Working Together: Trade Union and Co-operative Innovations for Precarious Work
The assumption of a 9 to 5 job has long gone, but as new forms of work create new forms of risk and with no employer necessarily to turn to, there are a range of initiatives emerging which look to technology and self-organisation by workers to get by. Additionally a diversity of mutual aid solutions are showing the scope to advance worker control.
Historic data suggests that the last decade has seen a greater squeeze on real wages than at any time over the last one hundred and fifty years. The pay of younger workers has fallen at twice the rate of older workers. The share of national income paid to labour has declined.
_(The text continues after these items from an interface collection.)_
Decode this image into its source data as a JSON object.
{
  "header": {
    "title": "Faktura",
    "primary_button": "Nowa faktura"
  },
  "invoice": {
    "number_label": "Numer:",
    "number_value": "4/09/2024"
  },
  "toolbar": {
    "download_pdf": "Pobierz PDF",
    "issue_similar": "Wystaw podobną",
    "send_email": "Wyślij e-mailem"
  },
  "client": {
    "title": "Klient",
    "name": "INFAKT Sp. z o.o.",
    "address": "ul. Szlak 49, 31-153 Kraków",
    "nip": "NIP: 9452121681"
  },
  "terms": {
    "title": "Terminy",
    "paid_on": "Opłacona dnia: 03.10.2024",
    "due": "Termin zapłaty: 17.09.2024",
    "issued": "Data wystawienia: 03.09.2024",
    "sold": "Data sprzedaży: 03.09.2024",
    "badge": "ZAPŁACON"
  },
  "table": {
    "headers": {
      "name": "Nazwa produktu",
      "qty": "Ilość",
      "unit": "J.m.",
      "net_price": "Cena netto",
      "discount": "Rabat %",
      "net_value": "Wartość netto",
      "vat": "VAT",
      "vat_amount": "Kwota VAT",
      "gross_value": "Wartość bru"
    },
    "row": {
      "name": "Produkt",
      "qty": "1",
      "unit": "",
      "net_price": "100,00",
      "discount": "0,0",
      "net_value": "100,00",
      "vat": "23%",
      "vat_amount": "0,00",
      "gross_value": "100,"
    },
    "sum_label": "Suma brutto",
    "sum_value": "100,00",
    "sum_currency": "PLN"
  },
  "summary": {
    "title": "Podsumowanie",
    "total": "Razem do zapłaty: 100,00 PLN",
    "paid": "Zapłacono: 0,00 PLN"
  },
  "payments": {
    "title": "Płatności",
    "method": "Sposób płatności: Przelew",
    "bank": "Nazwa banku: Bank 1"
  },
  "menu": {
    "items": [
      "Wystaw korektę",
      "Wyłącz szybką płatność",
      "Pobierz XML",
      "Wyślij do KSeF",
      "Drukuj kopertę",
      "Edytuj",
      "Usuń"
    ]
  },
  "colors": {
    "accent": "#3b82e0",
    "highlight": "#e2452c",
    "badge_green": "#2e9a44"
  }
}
As workplaces change, so trade union membership has declined, weakening an important counterweight to the voice of investors in public life.
Zero hour contract work over the past decade has increased ten-fold to over 800,000 in the UK. Self-employed forms of work have increased by 1 million to over 4.8 million and at 15% of the workforce is at the highest level in forty years.
This report is the follow-up to a landmark report on freelancer cooperatives in 2016. The report Not Alone mapped the emergence of self help and mutual aid across self-employed workers in a wide range of countries, from Belgium to India. In turn, this helped to inspire new co-operatives here, with a key milestone reached with an investment by the trade union Community in the cooperative social enterprise, IndyCube.